Task directions ::
Without including any image, repeat every record exactly.
··· Provided records
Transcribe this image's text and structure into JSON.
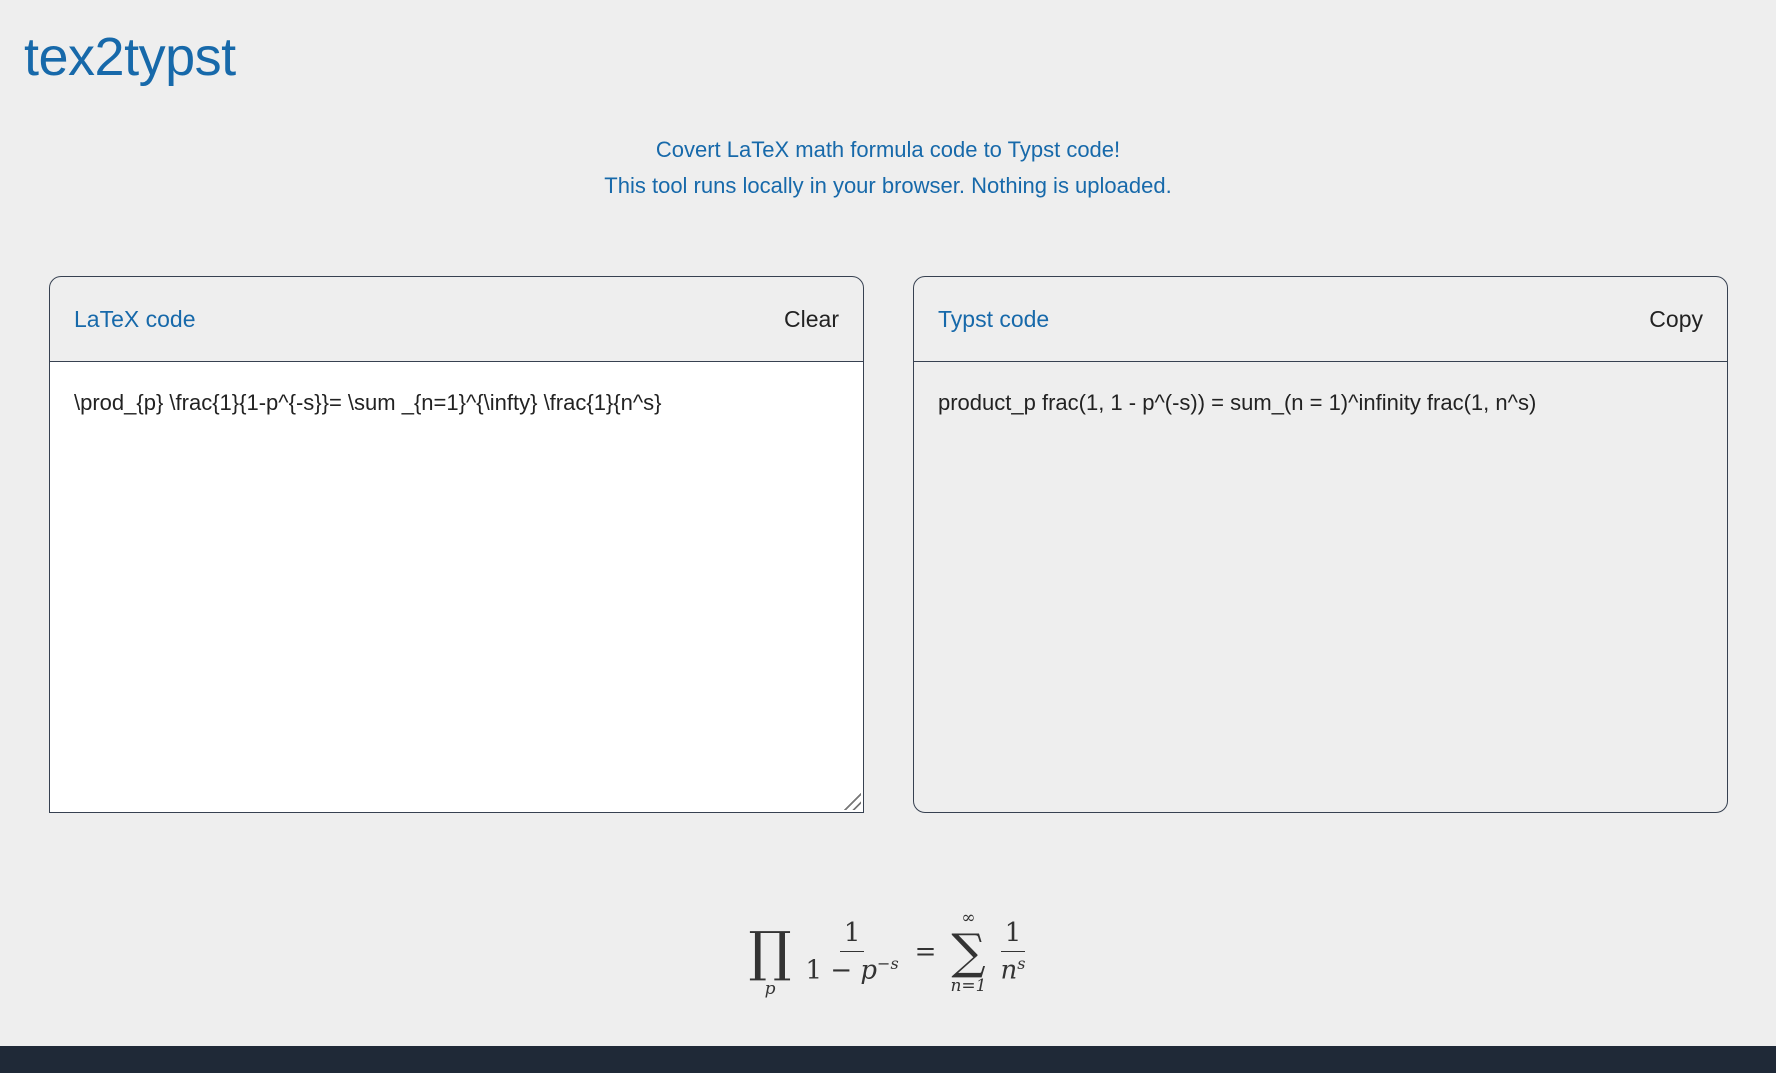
{
  "header": {
    "title": "tex2typst"
  },
  "intro": {
    "line1": "Covert LaTeX math formula code to Typst code!",
    "line2": "This tool runs locally in your browser. Nothing is uploaded."
  },
  "latex_panel": {
    "label": "LaTeX code",
    "clear_label": "Clear",
    "value": "\\prod_{p} \\frac{1}{1-p^{-s}}= \\sum _{n=1}^{\\infty} \\frac{1}{n^s}"
  },
  "typst_panel": {
    "label": "Typst code",
    "copy_label": "Copy",
    "value": "product_p frac(1, 1 - p^(-s)) = sum_(n = 1)^infinity frac(1, n^s)"
  },
  "preview": {
    "prod": "∏",
    "prod_sub": "p",
    "num1": "1",
    "den1_a": "1 − ",
    "den1_p": "p",
    "den1_sup": "−s",
    "eq": "=",
    "sum": "∑",
    "sum_sup": "∞",
    "sum_sub": "n=1",
    "num2": "1",
    "den2_n": "n",
    "den2_sup": "s"
  },
  "colors": {
    "accent": "#1769aa",
    "background": "#eeeeee",
    "footer": "#1f2937"
  }
}
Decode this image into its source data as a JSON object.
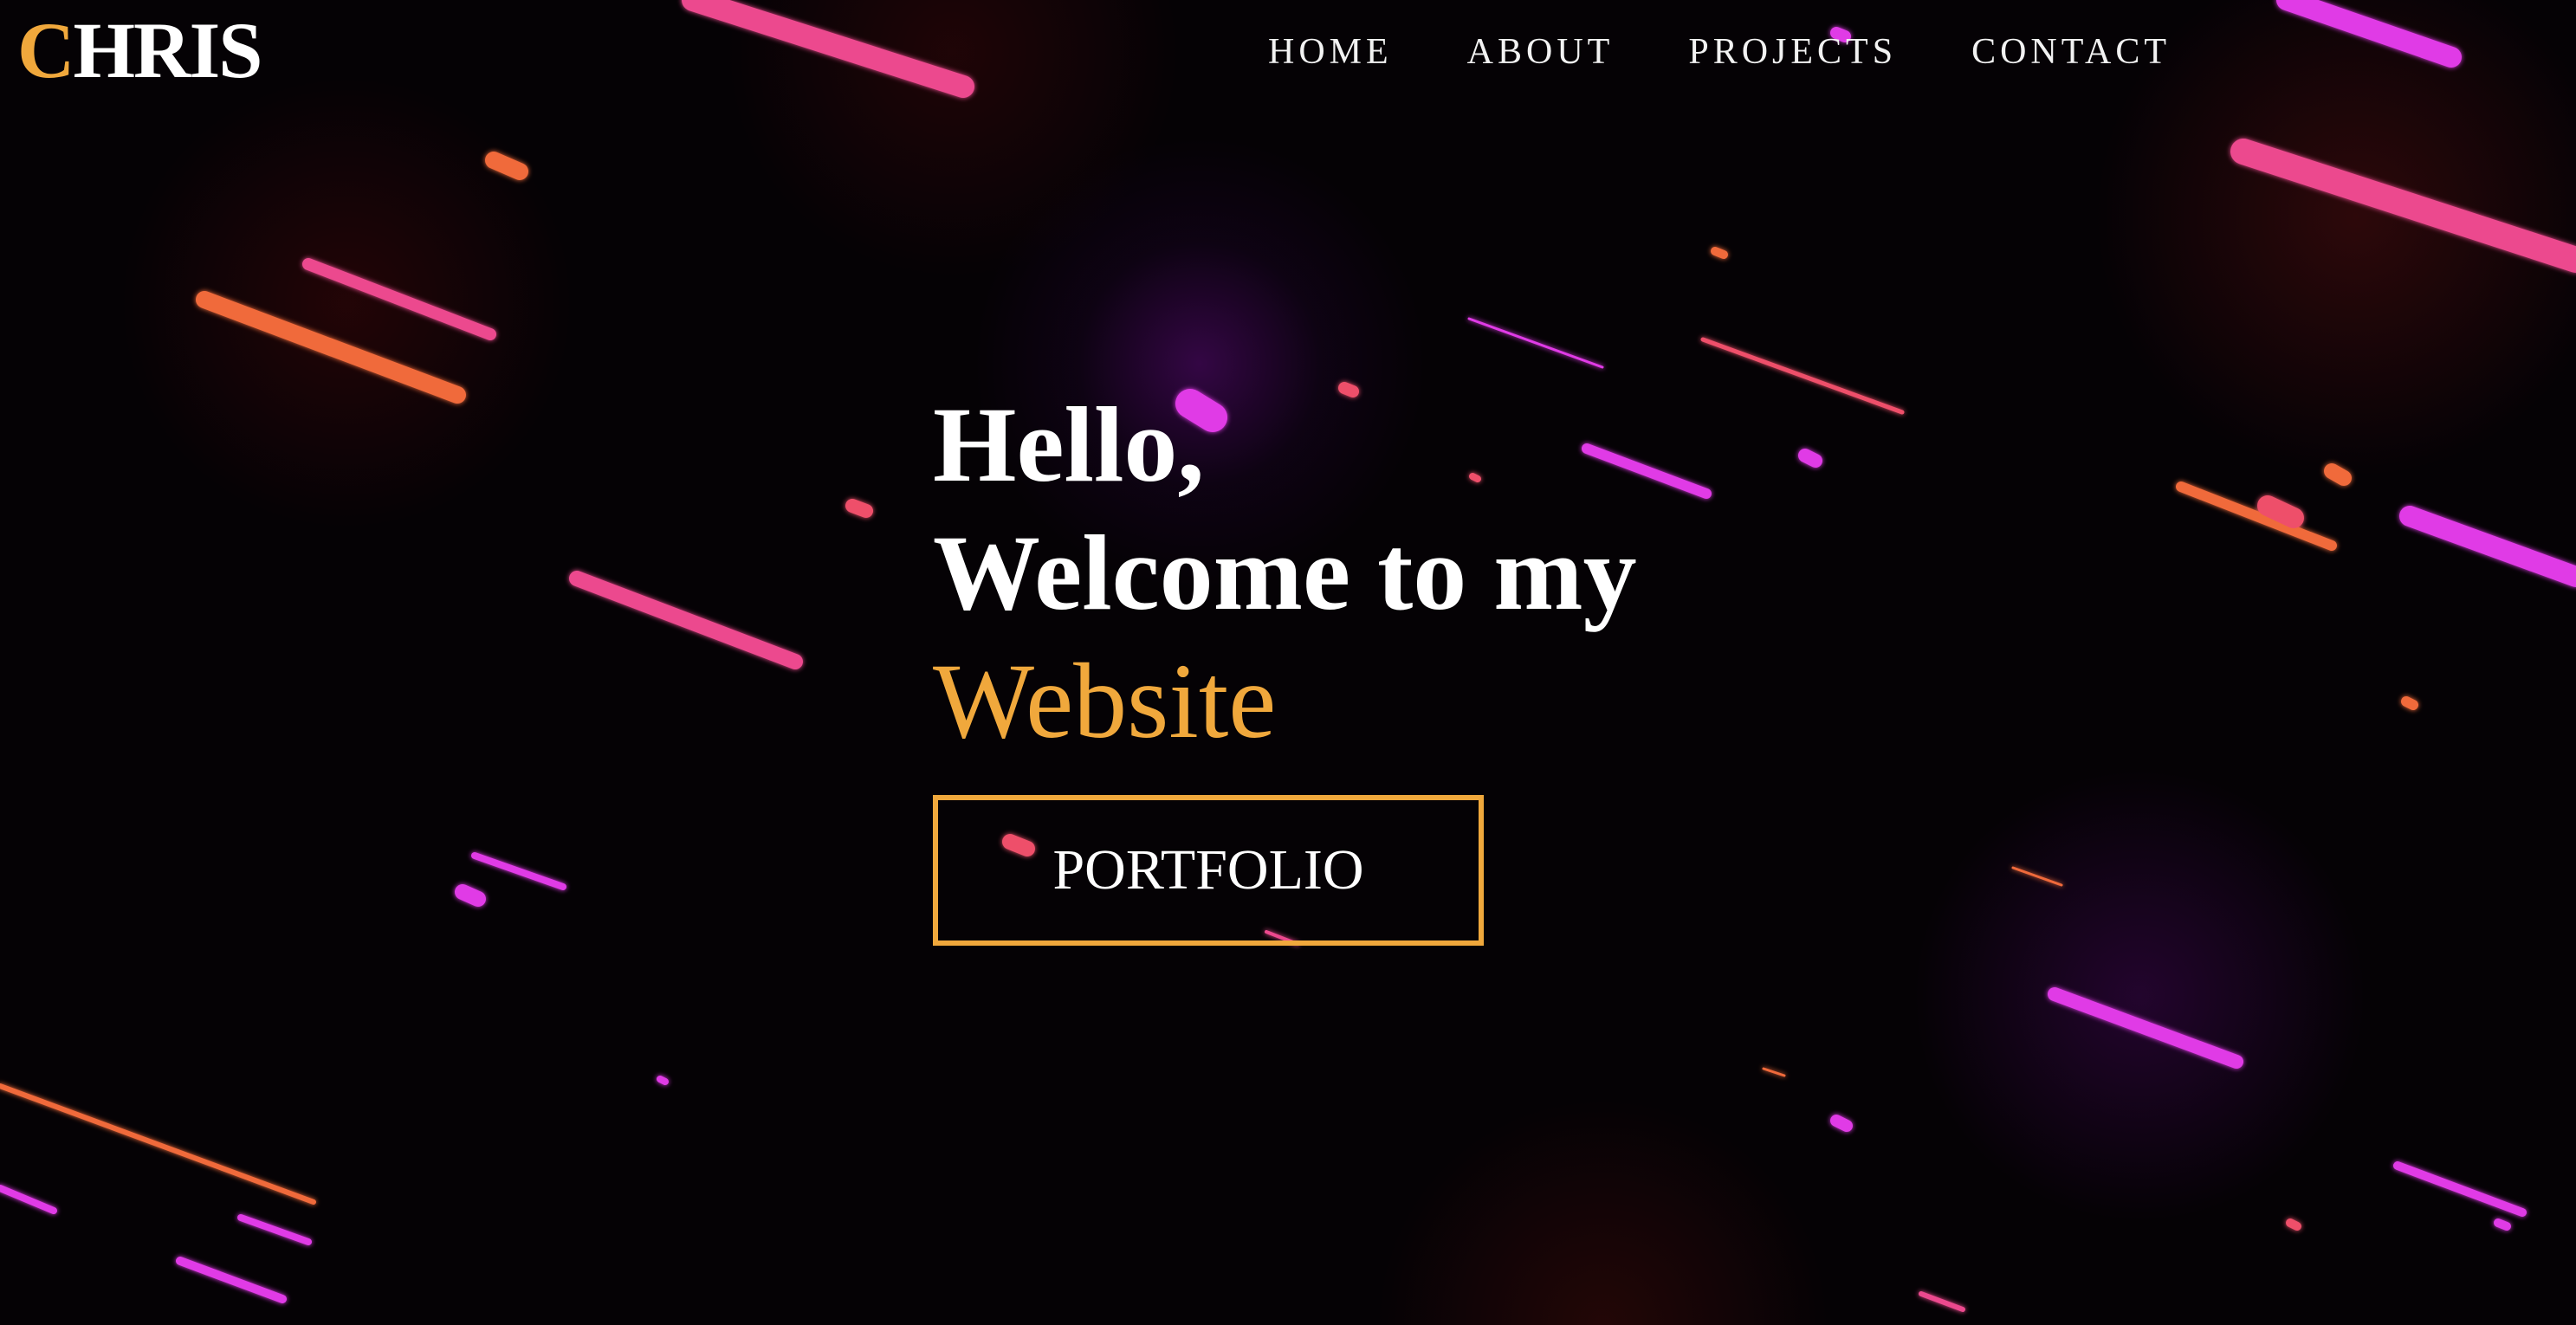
{
  "brand": {
    "initial": "C",
    "rest": "HRIS"
  },
  "nav": {
    "items": [
      {
        "label": "HOME"
      },
      {
        "label": "ABOUT"
      },
      {
        "label": "PROJECTS"
      },
      {
        "label": "CONTACT"
      }
    ]
  },
  "hero": {
    "line1": "Hello,",
    "line2": "Welcome to my",
    "highlight": "Website",
    "button_label": "PORTFOLIO"
  },
  "colors": {
    "accent": "#f0a83c",
    "text": "#ffffff",
    "background": "#050205",
    "streak_magenta": "#e03ae6",
    "streak_pink": "#ec4a8e",
    "streak_orange": "#f06a3a",
    "streak_red": "#ee4f6a"
  }
}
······
Response to this exercise ::
Transcribe this image's text and structure into JSON.
{
  "header": {
    "title": "tex2typst"
  },
  "intro": {
    "line1": "Covert LaTeX math formula code to Typst code!",
    "line2": "This tool runs locally in your browser. Nothing is uploaded."
  },
  "latex_panel": {
    "label": "LaTeX code",
    "clear_label": "Clear",
    "value": "\\prod_{p} \\frac{1}{1-p^{-s}}= \\sum _{n=1}^{\\infty} \\frac{1}{n^s}"
  },
  "typst_panel": {
    "label": "Typst code",
    "copy_label": "Copy",
    "value": "product_p frac(1, 1 - p^(-s)) = sum_(n = 1)^infinity frac(1, n^s)"
  },
  "preview": {
    "prod": "∏",
    "prod_sub": "p",
    "num1": "1",
    "den1_a": "1 − ",
    "den1_p": "p",
    "den1_sup": "−s",
    "eq": "=",
    "sum": "∑",
    "sum_sup": "∞",
    "sum_sub": "n=1",
    "num2": "1",
    "den2_n": "n",
    "den2_sup": "s"
  },
  "colors": {
    "accent": "#1769aa",
    "background": "#eeeeee",
    "footer": "#1f2937"
  }
}
Decode this image into its source data as a JSON object.
{
  "brand": {
    "initial": "C",
    "rest": "HRIS"
  },
  "nav": {
    "items": [
      {
        "label": "HOME"
      },
      {
        "label": "ABOUT"
      },
      {
        "label": "PROJECTS"
      },
      {
        "label": "CONTACT"
      }
    ]
  },
  "hero": {
    "line1": "Hello,",
    "line2": "Welcome to my",
    "highlight": "Website",
    "button_label": "PORTFOLIO"
  },
  "colors": {
    "accent": "#f0a83c",
    "text": "#ffffff",
    "background": "#050205",
    "streak_magenta": "#e03ae6",
    "streak_pink": "#ec4a8e",
    "streak_orange": "#f06a3a",
    "streak_red": "#ee4f6a"
  }
}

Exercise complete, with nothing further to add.